The disposable litter tray 20' is shown as being constructed from a sheet material 70 having a generally rectangular central portion 71 which is generally identical in shape and configuration to the form or sheet material 60 of the preferred embodiment. Again, as the fold lines shown in FIG. 6 of the drawings with respect to the body portion 71 of the blank 70 are the same as shown in FIG. 5 with respect to the preferred embodiment, each of the fold lines and panel sections therein has been identified by a similar character number with a prime being added. Integrally formed adjacent each end of the primary section 71 are outwardly extending reinforcing end wall sections 72. Each of the reinforcing end wall sections 72 are foldable about transverse fold lines 73 and 74 so as to be pivotable with respect to the main portion of the form. A pair of outwardly extending or laterally extending tab portions 75 are provided along the sides of each of the reinforcing end wall portions 72. The tabs 75 are designed to be fitted within slots 76 which are provided within the fixed side wall portions 39 and 40 of each of the sides 23 and 24 of the tray. When the blank of FIG. 6 has been folded, each of the slots 76 will be oriented in a generally vertical orientation as shown in FIG. 7 so that the tabs 75 carried by the reinforcing end walls 72 may be inserted vertically therethrough.
As with the prior embodiment, the main or central portion 71 of the disposable container is formed without openings therein with the exception of the locking slots 76 which are to be eventually positioned in spaced relationship from the bottom of the box or tray when it is in use. The blank form 70 of the present embodiment is initially folded as discussed above with respect to the preferred embodiment so that after the side and end walls have been raised and the corner panels pulled inwardly with respect to one another and pivoted toward each of the end walls, each of tee reinforcing end panels 72 is pivoted about the transverse fold lines 73 and 74 as shown in FIG. 7 and urged into overlying engagement with the reinforcing triangular panel members. As the reinforcing end wall sections 72 are urged toward each of the end walls 21 and 22, the locking tabs 75 will be brought into alignment and extend through the locking slots 76 thereby retaining the reinforcing end wall 72 into locked engagement and retaining the folded end panels in position therebetween.
As opposed to making the container available in the blank form, the second embodiment of the invention may also be sold in an assembled form with a prepackaged bag B of absorbent material or cat litter retained within the box-like configuration shown in FIG. 10 of the drawings. For purposes of example, a prepackaged absorbent material container is illustrated in dotted line in FIG. 7. After the container has been purchased, the consumer need only open the box into the tray configuration shown at FIG. 8 and thereafter remove the particulate or absorbent material from the bag or package depositing it along the floor of the tray.
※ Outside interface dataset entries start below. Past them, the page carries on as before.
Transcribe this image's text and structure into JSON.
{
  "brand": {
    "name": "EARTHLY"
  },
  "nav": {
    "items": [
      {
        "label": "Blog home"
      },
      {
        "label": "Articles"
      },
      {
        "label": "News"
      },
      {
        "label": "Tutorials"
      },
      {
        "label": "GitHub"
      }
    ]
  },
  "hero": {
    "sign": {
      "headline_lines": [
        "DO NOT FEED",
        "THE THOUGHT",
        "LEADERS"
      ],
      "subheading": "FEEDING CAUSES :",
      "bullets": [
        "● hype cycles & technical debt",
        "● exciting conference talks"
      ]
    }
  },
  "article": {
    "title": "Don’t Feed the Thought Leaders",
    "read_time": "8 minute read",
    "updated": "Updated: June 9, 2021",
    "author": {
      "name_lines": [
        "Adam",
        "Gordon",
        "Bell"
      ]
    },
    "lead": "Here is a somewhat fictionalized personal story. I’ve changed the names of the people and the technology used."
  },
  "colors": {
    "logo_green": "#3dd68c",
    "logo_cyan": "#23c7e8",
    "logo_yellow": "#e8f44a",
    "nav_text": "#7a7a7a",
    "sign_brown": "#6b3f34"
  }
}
Such a prepackaged material has not been shown in the embodiment of FIGS. 1-5 explicitly for the reason of insuring that the fold lines of the container are shown clearly. It should be emphasized, however, that the container is designed to house a separate package of absorbent material.